Ellen Langer, “The Power of Mindful Learning”

It is so important to real understanding that we are not just taking our “presliced” knowledge. To truly understand, you must look at the whole and dissect it for yourself; discovering the different parts and having the freedom to explore it from all points of reference. Learning in a mindful environment promotes this type of thinking.

I also really appreciated the discussion that Langer included about pianists and the idea that a truly amazing performance requires not only mastery of the technical parts of the music, but also the ability to convey the emotion and the performers individual adaptation of the music to create a unique performance. I thought this was a great demonstration of how important mindfulness can be.

“If a pianist is preoccupied with the voluntary, manipulable end of the spectrum of neurological possibilities, this preoccupation resounds in the music. The performance sounds calculated, not shaped from a spontaneous response. Hence critics often comment on virtuosos who, for all their technical brilliance, are unfeeling, or mechanical, or characterless, and so on.”

Ellen Langer, “The Power of Mindful Learning”

Teachers must change their material to be more mindful, but they can also incorporate the lesson of the pianist into their pedagogy by not just being a master of the material but also learning how to convey it in a mindful way.

The best part is that Langer found that students actually liked the experience of mindful learning more than traditional memorization techniques. This makes sense to me. Students want to succeed and they also want to be able to express their creative and unique ideas.

My favorite (digital) things

Engaging the current generation of learners requires that educators understand and make effective use of digital media and technology. In a 2015 study by the Pew Research Center, it was reported that 87% of all teens in the United States have or have access to a computer or laptop and 73% have or have access to a smartphone. While smartphones and computers can be a distraction in the classroom, they can also be a powerful tool in helping to interest and capture student’s attention. Utilizing digital resources is becoming a standard tool for teachers and I think it really is a valuable one.
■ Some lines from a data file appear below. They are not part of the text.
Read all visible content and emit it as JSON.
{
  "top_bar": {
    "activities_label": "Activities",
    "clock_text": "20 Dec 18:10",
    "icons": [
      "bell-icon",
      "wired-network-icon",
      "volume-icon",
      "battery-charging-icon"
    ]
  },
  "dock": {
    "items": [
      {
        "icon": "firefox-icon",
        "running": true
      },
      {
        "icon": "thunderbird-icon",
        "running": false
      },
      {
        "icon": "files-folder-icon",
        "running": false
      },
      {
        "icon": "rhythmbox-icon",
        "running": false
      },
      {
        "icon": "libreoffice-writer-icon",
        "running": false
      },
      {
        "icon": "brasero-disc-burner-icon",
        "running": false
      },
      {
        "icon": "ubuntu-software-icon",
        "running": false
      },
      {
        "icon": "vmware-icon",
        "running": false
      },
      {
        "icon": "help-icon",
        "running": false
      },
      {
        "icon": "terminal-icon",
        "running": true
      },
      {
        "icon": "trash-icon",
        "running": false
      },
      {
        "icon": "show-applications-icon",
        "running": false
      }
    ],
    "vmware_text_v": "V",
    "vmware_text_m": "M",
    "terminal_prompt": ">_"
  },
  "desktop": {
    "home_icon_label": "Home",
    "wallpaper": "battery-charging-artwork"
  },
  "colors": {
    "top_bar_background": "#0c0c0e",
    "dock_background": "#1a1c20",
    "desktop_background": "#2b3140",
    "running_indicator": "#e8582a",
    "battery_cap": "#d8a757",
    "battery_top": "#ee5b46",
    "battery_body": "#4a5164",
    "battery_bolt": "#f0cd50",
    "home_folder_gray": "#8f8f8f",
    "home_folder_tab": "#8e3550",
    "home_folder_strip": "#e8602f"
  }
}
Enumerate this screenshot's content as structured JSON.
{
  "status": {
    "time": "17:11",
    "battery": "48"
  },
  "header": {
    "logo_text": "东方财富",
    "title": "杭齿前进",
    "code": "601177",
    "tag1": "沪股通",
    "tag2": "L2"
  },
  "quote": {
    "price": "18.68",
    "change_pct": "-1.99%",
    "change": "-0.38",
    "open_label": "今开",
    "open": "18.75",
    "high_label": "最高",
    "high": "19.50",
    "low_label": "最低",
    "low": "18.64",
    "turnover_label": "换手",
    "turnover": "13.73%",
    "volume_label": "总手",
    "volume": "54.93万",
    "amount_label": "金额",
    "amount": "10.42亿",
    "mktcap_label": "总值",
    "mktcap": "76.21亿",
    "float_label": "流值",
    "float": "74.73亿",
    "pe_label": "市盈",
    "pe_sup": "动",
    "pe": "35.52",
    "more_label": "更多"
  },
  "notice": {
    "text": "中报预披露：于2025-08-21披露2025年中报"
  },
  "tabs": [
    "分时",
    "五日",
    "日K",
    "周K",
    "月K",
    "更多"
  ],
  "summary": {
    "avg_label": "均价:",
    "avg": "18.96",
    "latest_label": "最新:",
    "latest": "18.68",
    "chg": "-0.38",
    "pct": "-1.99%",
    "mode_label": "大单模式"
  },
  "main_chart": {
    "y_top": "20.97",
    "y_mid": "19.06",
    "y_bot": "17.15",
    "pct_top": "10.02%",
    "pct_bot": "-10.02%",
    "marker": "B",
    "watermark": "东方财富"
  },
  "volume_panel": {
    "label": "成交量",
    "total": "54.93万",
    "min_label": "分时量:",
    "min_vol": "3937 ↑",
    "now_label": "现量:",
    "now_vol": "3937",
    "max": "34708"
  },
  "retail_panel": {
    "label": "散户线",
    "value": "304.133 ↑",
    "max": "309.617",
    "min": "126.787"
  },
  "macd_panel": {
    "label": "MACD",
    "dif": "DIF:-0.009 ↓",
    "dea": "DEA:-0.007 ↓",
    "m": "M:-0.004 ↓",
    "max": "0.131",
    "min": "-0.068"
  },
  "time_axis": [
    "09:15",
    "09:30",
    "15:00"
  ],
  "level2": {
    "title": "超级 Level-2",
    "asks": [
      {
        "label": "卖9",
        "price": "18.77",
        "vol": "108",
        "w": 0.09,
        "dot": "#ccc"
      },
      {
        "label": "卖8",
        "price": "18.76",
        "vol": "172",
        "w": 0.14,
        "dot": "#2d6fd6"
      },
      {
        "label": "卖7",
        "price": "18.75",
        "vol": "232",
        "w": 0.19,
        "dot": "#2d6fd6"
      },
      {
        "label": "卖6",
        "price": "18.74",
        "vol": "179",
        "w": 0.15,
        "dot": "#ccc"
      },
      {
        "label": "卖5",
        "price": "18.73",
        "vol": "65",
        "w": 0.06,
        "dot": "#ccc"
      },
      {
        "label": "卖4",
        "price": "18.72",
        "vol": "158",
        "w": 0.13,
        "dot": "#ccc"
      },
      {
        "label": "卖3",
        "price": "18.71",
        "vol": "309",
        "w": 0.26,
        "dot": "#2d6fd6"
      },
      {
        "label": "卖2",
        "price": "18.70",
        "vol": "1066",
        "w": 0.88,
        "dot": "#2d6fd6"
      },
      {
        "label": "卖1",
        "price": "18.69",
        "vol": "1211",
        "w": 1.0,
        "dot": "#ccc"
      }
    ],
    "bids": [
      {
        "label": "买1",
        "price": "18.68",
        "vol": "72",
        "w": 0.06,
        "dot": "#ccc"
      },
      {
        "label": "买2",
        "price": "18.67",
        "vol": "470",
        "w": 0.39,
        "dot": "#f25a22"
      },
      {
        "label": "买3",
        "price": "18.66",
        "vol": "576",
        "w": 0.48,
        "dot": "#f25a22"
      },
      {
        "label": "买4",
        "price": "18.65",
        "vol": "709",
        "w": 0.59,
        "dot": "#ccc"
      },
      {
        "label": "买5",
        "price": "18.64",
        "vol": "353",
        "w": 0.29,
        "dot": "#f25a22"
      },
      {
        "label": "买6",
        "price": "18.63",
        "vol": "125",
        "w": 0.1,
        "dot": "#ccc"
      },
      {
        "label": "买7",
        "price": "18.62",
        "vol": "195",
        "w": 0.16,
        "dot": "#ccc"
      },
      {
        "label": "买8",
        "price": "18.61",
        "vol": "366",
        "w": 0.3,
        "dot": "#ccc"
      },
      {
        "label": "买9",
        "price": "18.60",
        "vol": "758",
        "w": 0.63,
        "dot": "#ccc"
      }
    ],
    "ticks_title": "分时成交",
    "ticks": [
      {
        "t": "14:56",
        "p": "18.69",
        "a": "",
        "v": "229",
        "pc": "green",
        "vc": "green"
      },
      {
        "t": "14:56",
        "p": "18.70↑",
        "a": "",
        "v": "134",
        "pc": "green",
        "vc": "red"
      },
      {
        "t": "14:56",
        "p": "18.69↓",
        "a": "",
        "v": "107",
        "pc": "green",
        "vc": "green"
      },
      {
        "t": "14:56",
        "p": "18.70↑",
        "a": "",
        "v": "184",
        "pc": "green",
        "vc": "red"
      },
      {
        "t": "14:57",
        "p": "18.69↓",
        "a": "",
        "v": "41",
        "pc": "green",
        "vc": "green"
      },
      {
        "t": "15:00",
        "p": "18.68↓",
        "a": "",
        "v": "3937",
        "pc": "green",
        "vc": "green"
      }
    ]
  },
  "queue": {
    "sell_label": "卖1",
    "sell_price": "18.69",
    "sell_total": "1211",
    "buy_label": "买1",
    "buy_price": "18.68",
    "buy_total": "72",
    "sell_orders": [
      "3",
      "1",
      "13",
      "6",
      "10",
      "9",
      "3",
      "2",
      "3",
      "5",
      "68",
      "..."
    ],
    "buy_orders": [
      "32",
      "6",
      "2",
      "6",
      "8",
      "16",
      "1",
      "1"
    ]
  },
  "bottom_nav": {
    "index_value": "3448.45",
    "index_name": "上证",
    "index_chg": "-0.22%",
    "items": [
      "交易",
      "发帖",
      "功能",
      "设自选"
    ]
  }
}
I am a very big user of digital resources for my own learning, including youtube,, and most recently I find it very helpful to watch lectures and worked example problems in a video format that lets me pause and rewind so that I can keep up with my notes and actually understand what is being taught instead of just copying notes as fast as I can. I also like that I can take breaks if I am starting to loose my focus. This point was eloquently made in the article, “Four Things Lecture is Good For”

There are serious problems with retention and recall of information given in a lecture even if the lecture is rhetorically solid — and this is to say nothing about the disconnect between the length of the average lecture and the average human being’s attention span.

Robert Talbot, “Four Things Lecture is Good For”

One of my favorite youtube channels is called 3Blue1Brown and is dedicated to making very nice animations to show complicated math problems. Often times the concepts that we teach can be difficult to understand, especially if they are abstract and don’t have intuitive analogies. This channel does a great job of tackling complex math problems and providing animations and perspectives that make them much easier to grasp. I think one of the best parts of this channel, and a common theme throughout successful digital education materials, is that when I am watching these videos, I am actually being entertained. I first found the channel when I was trying to understand some difficult topics in linear algebra, but now I am excited to watch the new videos that the channel creates because it is entertaining.

Who cares about topology? (Inscribed rectangle problem) Click on picture to see the video

I am interested in finding out what digital tools other students and teachers are using. Please share if you have a cool youtube channel or website that you like to use.